Workshop helps students learn time management

By Jonathan Wroble

What are your worst habits when it comes to studying for finals? Do you work better at night or during the day? Do you schedule your life with a University I-Book or with color coded Post-it notes?

These were just some of the questions posed on Nov. 7 during a Counseling Center workshop called “Ten Minutes ‘Til Freaked Out!” After participating in a number of activities over the course of an hour, students left with a better answer to the workshop’s main question: What is your time management style?

“Time management has to work for you,” said Kristen Seemayer, senior in LAS and co-leader of “Ten Minutes ‘Til Freaked Out!” Seemayer is a Counseling Center paraprofessional, and she conducted both formal and informal research before making the presentation on time management with Steffen Olsen, junior in LAS.

“There’s actually not a lot of research on time management,” she said.

In addition to reading journal articles on the topic, Seemayer consulted friends, family and classmates in order to get a sense of the different time management techniques that work for different people.

“With scheduling, everybody’s different,” she said. “Some people like to be more structured with an hour-by-hour schedule, other people like to be more spontaneous.”

In terms of life planning, Seemayer’s workshop included references to various types of computerized schedules. At calendar.google.com, for example, students can create a login and password to their own Google Calendar, which can be shared with others via the Internet.

While strategies that help students to manage time are diverse and personalized, some problems with time management are more universal. One common problem – especially with freshmen – is the transition from high school to college.

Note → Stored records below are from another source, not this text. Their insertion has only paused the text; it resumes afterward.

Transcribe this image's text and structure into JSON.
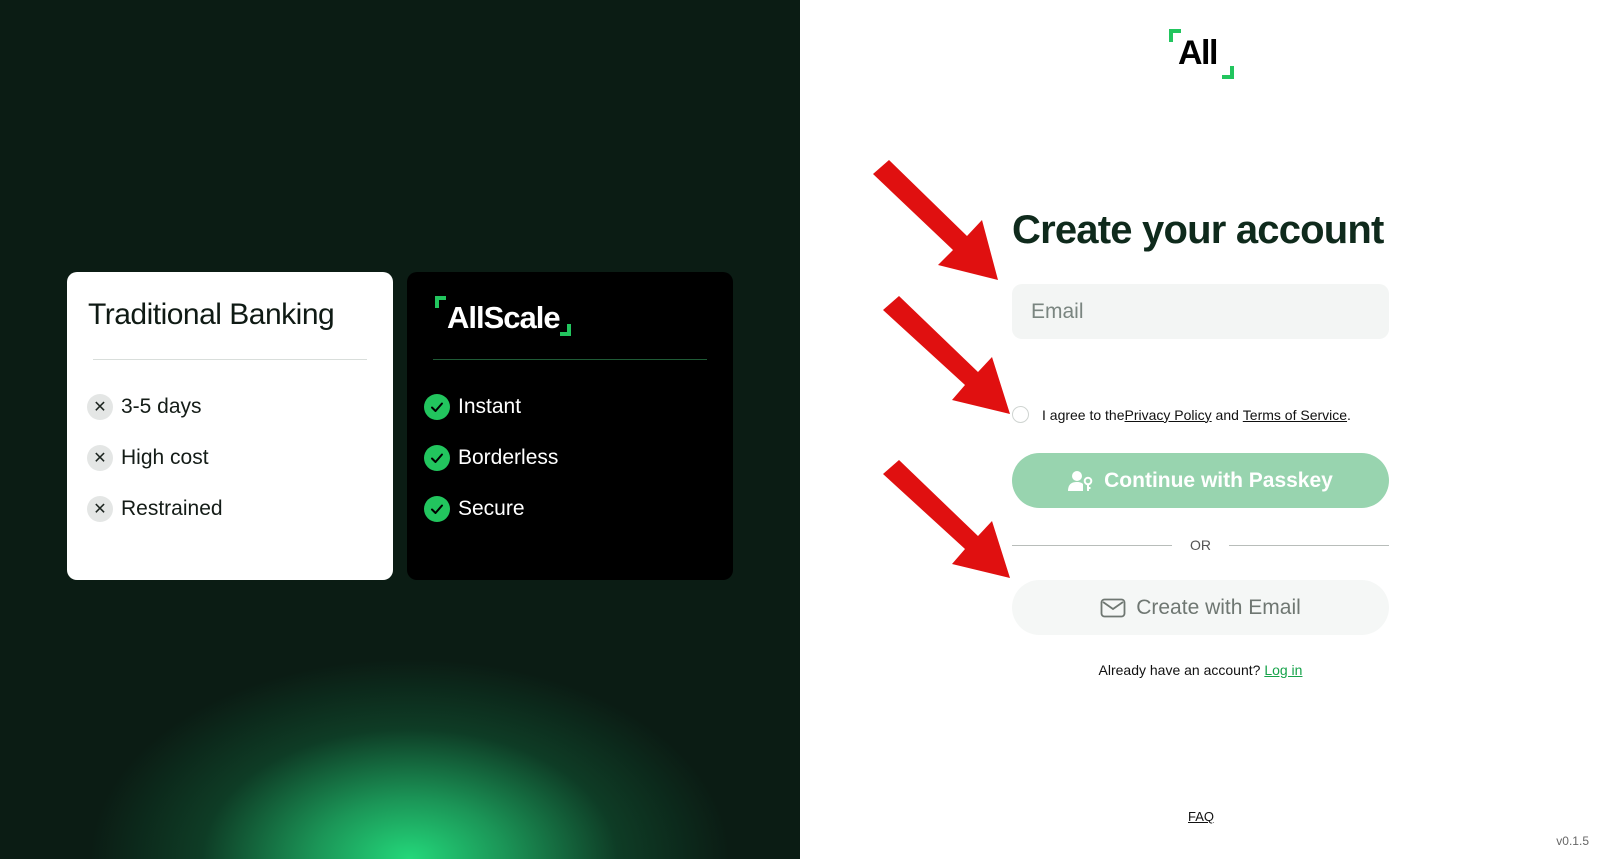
{
  "left": {
    "traditional": {
      "title": "Traditional Banking",
      "items": [
        "3-5 days",
        "High cost",
        "Restrained"
      ]
    },
    "allscale": {
      "logo_text": "AllScale",
      "items": [
        "Instant",
        "Borderless",
        "Secure"
      ]
    }
  },
  "right": {
    "logo_text": "All",
    "title": "Create your account",
    "email_placeholder": "Email",
    "agree": {
      "prefix": "I agree to the ",
      "privacy": "Privacy Policy",
      "middle": " and ",
      "terms": "Terms of Service",
      "suffix": "."
    },
    "passkey_button": "Continue with Passkey",
    "or_label": "OR",
    "email_button": "Create with Email",
    "login": {
      "prompt": "Already have an account? ",
      "link": "Log in"
    },
    "faq": "FAQ",
    "version": "v0.1.5"
  },
  "colors": {
    "accent_green": "#22c55e",
    "passkey_button": "#98d4af",
    "arrow_red": "#e01010",
    "left_bg": "#0b1c14"
  },
  "icons": [
    "close-icon",
    "check-icon",
    "passkey-user-icon",
    "mail-icon"
  ]
}
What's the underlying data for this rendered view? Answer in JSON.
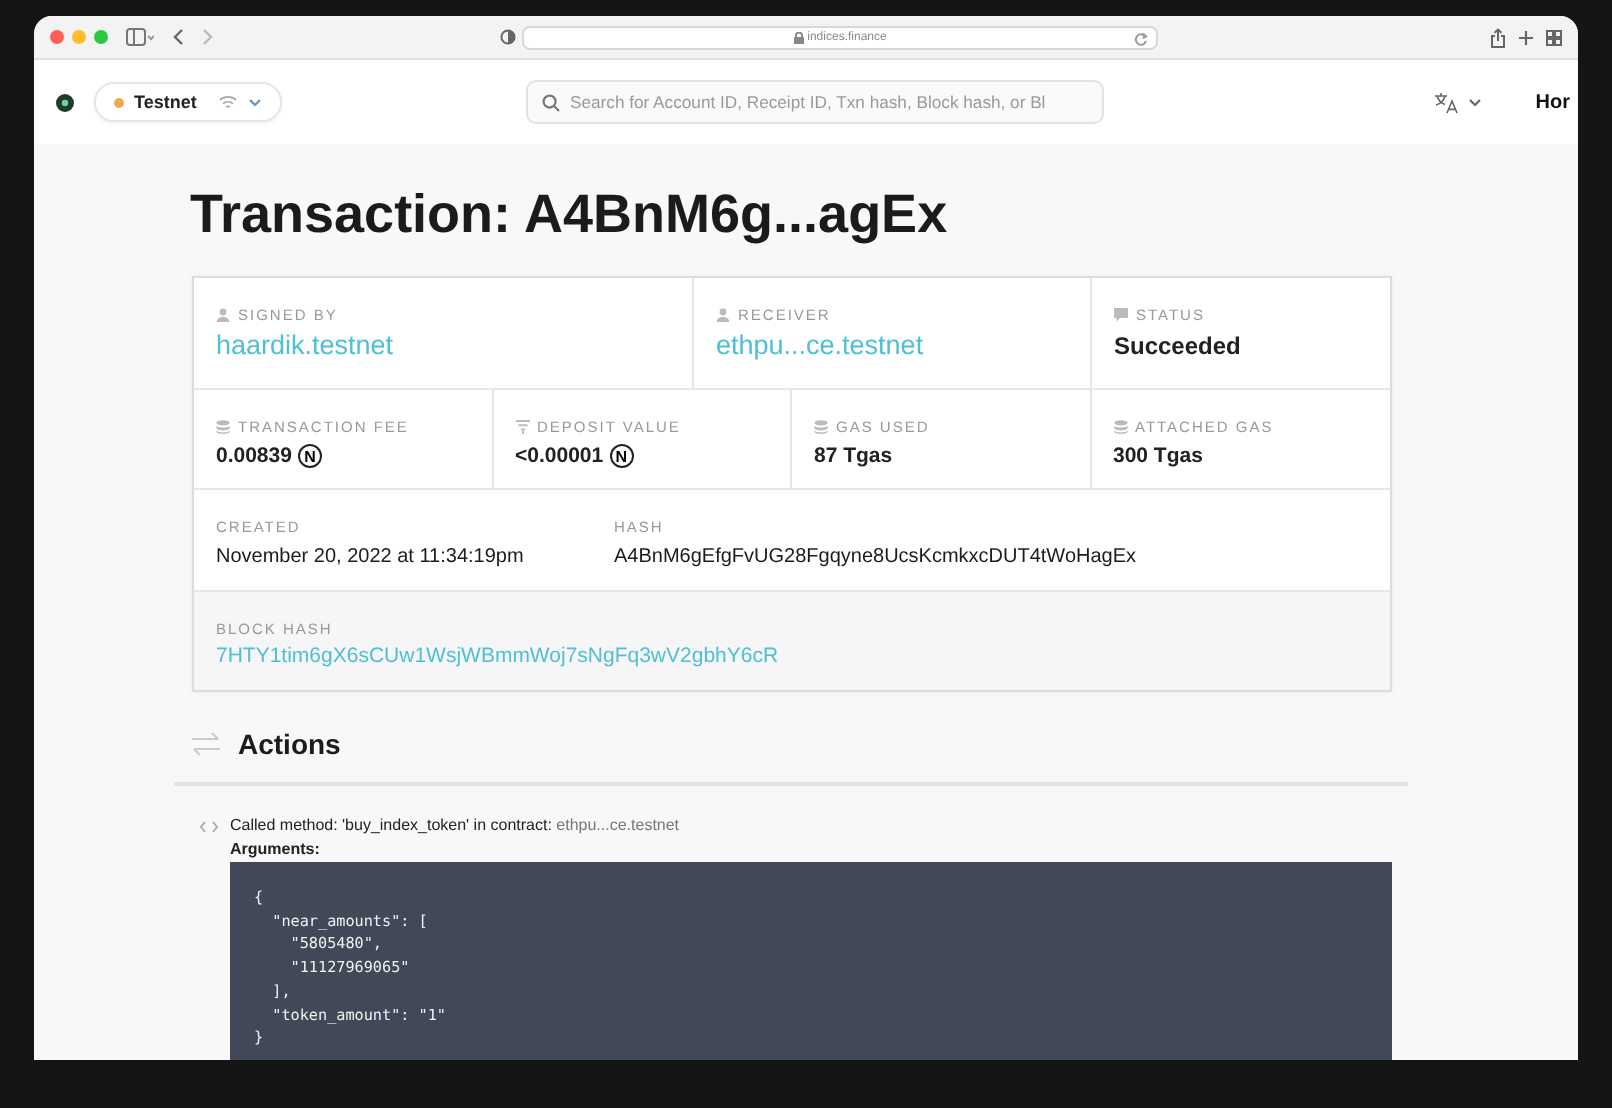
{
  "browser": {
    "url": "indices.finance"
  },
  "header": {
    "network": "Testnet",
    "search": {
      "placeholder": "Search for Account ID, Receipt ID, Txn hash, Block hash, or Bl"
    },
    "nav_link": "Hor"
  },
  "title": "Transaction: A4BnM6g...agEx",
  "summary": {
    "parties": [
      {
        "label": "SIGNED BY",
        "value": "haardik.testnet",
        "kind": "link"
      },
      {
        "label": "RECEIVER",
        "value": "ethpu...ce.testnet",
        "kind": "link"
      },
      {
        "label": "STATUS",
        "value": "Succeeded",
        "kind": "text"
      }
    ],
    "metrics": [
      {
        "label": "TRANSACTION FEE",
        "value": "0.00839",
        "kind": "near",
        "unit": "N"
      },
      {
        "label": "DEPOSIT VALUE",
        "value": "<0.00001",
        "kind": "near",
        "unit": "N"
      },
      {
        "label": "GAS USED",
        "value": "87 Tgas",
        "kind": "text"
      },
      {
        "label": "ATTACHED GAS",
        "value": "300 Tgas",
        "kind": "text"
      }
    ],
    "details": [
      {
        "label": "CREATED",
        "value": "November 20, 2022 at 11:34:19pm",
        "kind": "plain"
      },
      {
        "label": "HASH",
        "value": "A4BnM6gEfgFvUG28Fgqyne8UcsKcmkxcDUT4tWoHagEx",
        "kind": "plain"
      }
    ],
    "block_hash": {
      "label": "BLOCK HASH",
      "value": "7HTY1tim6gX6sCUw1WsjWBmmWoj7sNgFq3wV2gbhY6cR",
      "kind": "link"
    }
  },
  "actions": {
    "heading": "Actions",
    "items": [
      {
        "method_text": "Called method: 'buy_index_token' in contract:",
        "contract": "ethpu...ce.testnet",
        "arguments_label": "Arguments:",
        "arguments": "{\n  \"near_amounts\": [\n    \"5805480\",\n    \"11127969065\"\n  ],\n  \"token_amount\": \"1\"\n}"
      }
    ]
  }
}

“Freshman have an especially hard time learning to use their time effectively,” Seemayer said.

Andrea Lindemann, junior in LAS and fellow paraprofessional, gave insight into this first-year fault.

“In high school, you had a teacher telling you what assignments were due,” she said. “(In college), you don’t have professors telling you what to do every day.”

Along with Matt Bulman, junior in LAS, Lindemann led a workshop titled “Finals Preparation: Test This!” on Nov. 28. While the main focus of their workshop was study skills and test-taking tips, Lindemann and Bulman mentioned time management as an important prerequisite to finals success.

In explaining this relationship between time management and finals, Lindemann and Seemayer agreed that what students decide not to do is just as important as what they actually do.

“It is important (for students) to be able to prioritize their studying and say ‘no’ during (finals) week to peer pressure,” Seemayer said. “Passing your classes is always more important than a party.”

Seemayer also stated how students fall into patterns of poor behavior when it comes to time management.

“Sometimes people keep doing the same thing over and over even though it doesn’t work for them,” she said. She suggested finding a successful schedule for finals week and using it mark tests, papers and other assignments.

For more information on time management, students can visit the University Counseling Center at 610 E. John Street. For second semester, the Counseling Center paraprofessionals will hold another time management workshop on Feb. 6, 2007 at the Illini Union.